▸ Task to complete
Write out the records again exactly. Nothing should be dropped.

▸ Information shown
#####

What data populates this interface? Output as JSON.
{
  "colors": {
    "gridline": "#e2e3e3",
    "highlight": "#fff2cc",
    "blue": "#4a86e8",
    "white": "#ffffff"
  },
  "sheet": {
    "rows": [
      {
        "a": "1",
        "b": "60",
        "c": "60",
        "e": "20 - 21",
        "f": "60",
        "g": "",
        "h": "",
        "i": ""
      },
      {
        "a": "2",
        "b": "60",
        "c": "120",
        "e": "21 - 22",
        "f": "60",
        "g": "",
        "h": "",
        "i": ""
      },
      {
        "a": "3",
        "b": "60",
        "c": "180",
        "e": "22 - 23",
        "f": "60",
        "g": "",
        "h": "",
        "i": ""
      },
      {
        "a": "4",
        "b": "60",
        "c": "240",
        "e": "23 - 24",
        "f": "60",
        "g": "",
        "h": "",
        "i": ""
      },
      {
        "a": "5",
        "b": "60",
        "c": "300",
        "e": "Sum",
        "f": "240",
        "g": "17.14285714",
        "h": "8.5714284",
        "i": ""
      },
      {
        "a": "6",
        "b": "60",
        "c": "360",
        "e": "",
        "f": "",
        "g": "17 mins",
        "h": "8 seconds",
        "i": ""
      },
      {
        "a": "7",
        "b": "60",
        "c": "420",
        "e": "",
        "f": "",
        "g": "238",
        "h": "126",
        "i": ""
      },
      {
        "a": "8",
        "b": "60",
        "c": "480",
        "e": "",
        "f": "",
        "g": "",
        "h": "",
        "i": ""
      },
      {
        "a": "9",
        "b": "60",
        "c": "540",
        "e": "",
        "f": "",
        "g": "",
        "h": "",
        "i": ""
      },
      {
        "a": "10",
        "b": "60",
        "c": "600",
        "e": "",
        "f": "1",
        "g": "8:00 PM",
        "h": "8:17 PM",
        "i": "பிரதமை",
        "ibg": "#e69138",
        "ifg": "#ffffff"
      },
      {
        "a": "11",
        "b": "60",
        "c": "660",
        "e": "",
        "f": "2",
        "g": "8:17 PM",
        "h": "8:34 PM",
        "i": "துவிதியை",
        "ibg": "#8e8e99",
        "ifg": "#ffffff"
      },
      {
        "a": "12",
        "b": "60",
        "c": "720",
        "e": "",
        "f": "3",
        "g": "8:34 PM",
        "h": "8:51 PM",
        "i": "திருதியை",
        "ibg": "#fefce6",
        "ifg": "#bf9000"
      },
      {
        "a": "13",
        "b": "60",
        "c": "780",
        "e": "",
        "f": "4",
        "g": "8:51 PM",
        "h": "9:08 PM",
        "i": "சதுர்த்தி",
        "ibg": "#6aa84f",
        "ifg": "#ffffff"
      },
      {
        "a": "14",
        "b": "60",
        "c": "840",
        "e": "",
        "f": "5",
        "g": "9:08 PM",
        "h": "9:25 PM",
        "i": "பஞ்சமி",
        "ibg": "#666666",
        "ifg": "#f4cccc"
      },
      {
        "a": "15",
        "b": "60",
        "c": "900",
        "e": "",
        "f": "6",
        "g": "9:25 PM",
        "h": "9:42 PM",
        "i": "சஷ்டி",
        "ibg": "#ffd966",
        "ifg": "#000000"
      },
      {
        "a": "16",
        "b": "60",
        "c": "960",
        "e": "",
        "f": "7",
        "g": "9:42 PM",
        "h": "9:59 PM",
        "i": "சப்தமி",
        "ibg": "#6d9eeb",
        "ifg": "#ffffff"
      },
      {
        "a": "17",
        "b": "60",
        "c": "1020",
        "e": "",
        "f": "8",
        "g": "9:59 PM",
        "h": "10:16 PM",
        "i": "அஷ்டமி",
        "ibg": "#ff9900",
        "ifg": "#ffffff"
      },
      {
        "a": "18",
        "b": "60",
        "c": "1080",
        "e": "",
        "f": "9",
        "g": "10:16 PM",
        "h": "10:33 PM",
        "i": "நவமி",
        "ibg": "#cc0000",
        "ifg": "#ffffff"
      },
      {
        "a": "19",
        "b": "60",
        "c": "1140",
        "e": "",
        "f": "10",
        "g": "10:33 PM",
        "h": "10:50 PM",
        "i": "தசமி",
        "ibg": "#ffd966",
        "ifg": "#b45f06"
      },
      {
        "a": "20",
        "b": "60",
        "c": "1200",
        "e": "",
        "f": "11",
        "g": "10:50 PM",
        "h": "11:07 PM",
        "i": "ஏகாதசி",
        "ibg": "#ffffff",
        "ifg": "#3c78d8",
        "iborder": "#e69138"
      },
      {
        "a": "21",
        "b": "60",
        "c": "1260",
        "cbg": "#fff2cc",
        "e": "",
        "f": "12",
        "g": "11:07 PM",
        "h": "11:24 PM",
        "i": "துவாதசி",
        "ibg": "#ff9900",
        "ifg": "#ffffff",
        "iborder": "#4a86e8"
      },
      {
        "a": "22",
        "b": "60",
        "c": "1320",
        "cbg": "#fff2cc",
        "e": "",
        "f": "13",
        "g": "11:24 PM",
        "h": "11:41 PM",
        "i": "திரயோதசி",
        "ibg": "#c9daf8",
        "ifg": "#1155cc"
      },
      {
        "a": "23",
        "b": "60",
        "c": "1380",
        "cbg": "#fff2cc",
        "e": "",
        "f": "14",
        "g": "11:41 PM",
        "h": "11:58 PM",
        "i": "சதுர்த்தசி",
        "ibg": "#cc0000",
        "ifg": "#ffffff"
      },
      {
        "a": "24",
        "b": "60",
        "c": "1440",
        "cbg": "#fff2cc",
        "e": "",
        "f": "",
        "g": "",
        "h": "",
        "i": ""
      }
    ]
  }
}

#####

▸ Expected answer
What data populates this interface? Output as JSON.
{
  "colors": {
    "gridline": "#e2e3e3",
    "highlight": "#fff2cc",
    "blue": "#4a86e8",
    "white": "#ffffff"
  },
  "sheet": {
    "rows": [
      {
        "a": "1",
        "b": "60",
        "c": "60",
        "e": "20 - 21",
        "f": "60",
        "g": "",
        "h": "",
        "i": ""
      },
      {
        "a": "2",
        "b": "60",
        "c": "120",
        "e": "21 - 22",
        "f": "60",
        "g": "",
        "h": "",
        "i": ""
      },
      {
        "a": "3",
        "b": "60",
        "c": "180",
        "e": "22 - 23",
        "f": "60",
        "g": "",
        "h": "",
        "i": ""
      },
      {
        "a": "4",
        "b": "60",
        "c": "240",
        "e": "23 - 24",
        "f": "60",
        "g": "",
        "h": "",
        "i": ""
      },
      {
        "a": "5",
        "b": "60",
        "c": "300",
        "e": "Sum",
        "f": "240",
        "g": "17.14285714",
        "h": "8.5714284",
        "i": ""
      },
      {
        "a": "6",
        "b": "60",
        "c": "360",
        "e": "",
        "f": "",
        "g": "17 mins",
        "h": "8 seconds",
        "i": ""
      },
      {
        "a": "7",
        "b": "60",
        "c": "420",
        "e": "",
        "f": "",
        "g": "238",
        "h": "126",
        "i": ""
      },
      {
        "a": "8",
        "b": "60",
        "c": "480",
        "e": "",
        "f": "",
        "g": "",
        "h": "",
        "i": ""
      },
      {
        "a": "9",
        "b": "60",
        "c": "540",
        "e": "",
        "f": "",
        "g": "",
        "h": "",
        "i": ""
      },
      {
        "a": "10",
        "b": "60",
        "c": "600",
        "e": "",
        "f": "1",
        "g": "8:00 PM",
        "h": "8:17 PM",
        "i": "பிரதமை",
        "ibg": "#e69138",
        "ifg": "#ffffff"
      },
      {
        "a": "11",
        "b": "60",
        "c": "660",
        "e": "",
        "f": "2",
        "g": "8:17 PM",
        "h": "8:34 PM",
        "i": "துவிதியை",
        "ibg": "#8e8e99",
        "ifg": "#ffffff"
      },
      {
        "a": "12",
        "b": "60",
        "c": "720",
        "e": "",
        "f": "3",
        "g": "8:34 PM",
        "h": "8:51 PM",
        "i": "திருதியை",
        "ibg": "#fefce6",
        "ifg": "#bf9000"
      },
      {
        "a": "13",
        "b": "60",
        "c": "780",
        "e": "",
        "f": "4",
        "g": "8:51 PM",
        "h": "9:08 PM",
        "i": "சதுர்த்தி",
        "ibg": "#6aa84f",
        "ifg": "#ffffff"
      },
      {
        "a": "14",
        "b": "60",
        "c": "840",
        "e": "",
        "f": "5",
        "g": "9:08 PM",
        "h": "9:25 PM",
        "i": "பஞ்சமி",
        "ibg": "#666666",
        "ifg": "#f4cccc"
      },
      {
        "a": "15",
        "b": "60",
        "c": "900",
        "e": "",
        "f": "6",
        "g": "9:25 PM",
        "h": "9:42 PM",
        "i": "சஷ்டி",
        "ibg": "#ffd966",
        "ifg": "#000000"
      },
      {
        "a": "16",
        "b": "60",
        "c": "960",
        "e": "",
        "f": "7",
        "g": "9:42 PM",
        "h": "9:59 PM",
        "i": "சப்தமி",
        "ibg": "#6d9eeb",
        "ifg": "#ffffff"
      },
      {
        "a": "17",
        "b": "60",
        "c": "1020",
        "e": "",
        "f": "8",
        "g": "9:59 PM",
        "h": "10:16 PM",
        "i": "அஷ்டமி",
        "ibg": "#ff9900",
        "ifg": "#ffffff"
      },
      {
        "a": "18",
        "b": "60",
        "c": "1080",
        "e": "",
        "f": "9",
        "g": "10:16 PM",
        "h": "10:33 PM",
        "i": "நவமி",
        "ibg": "#cc0000",
        "ifg": "#ffffff"
      },
      {
        "a": "19",
        "b": "60",
        "c": "1140",
        "e": "",
        "f": "10",
        "g": "10:33 PM",
        "h": "10:50 PM",
        "i": "தசமி",
        "ibg": "#ffd966",
        "ifg": "#b45f06"
      },
      {
        "a": "20",
        "b": "60",
        "c": "1200",
        "e": "",
        "f": "11",
        "g": "10:50 PM",
        "h": "11:07 PM",
        "i": "ஏகாதசி",
        "ibg": "#ffffff",
        "ifg": "#3c78d8",
        "iborder": "#e69138"
      },
      {
        "a": "21",
        "b": "60",
        "c": "1260",
        "cbg": "#fff2cc",
        "e": "",
        "f": "12",
        "g": "11:07 PM",
        "h": "11:24 PM",
        "i": "துவாதசி",
        "ibg": "#ff9900",
        "ifg": "#ffffff",
        "iborder": "#4a86e8"
      },
      {
        "a": "22",
        "b": "60",
        "c": "1320",
        "cbg": "#fff2cc",
        "e": "",
        "f": "13",
        "g": "11:24 PM",
        "h": "11:41 PM",
        "i": "திரயோதசி",
        "ibg": "#c9daf8",
        "ifg": "#1155cc"
      },
      {
        "a": "23",
        "b": "60",
        "c": "1380",
        "cbg": "#fff2cc",
        "e": "",
        "f": "14",
        "g": "11:41 PM",
        "h": "11:58 PM",
        "i": "சதுர்த்தசி",
        "ibg": "#cc0000",
        "ifg": "#ffffff"
      },
      {
        "a": "24",
        "b": "60",
        "c": "1440",
        "cbg": "#fff2cc",
        "e": "",
        "f": "",
        "g": "",
        "h": "",
        "i": ""
      }
    ]
  }
}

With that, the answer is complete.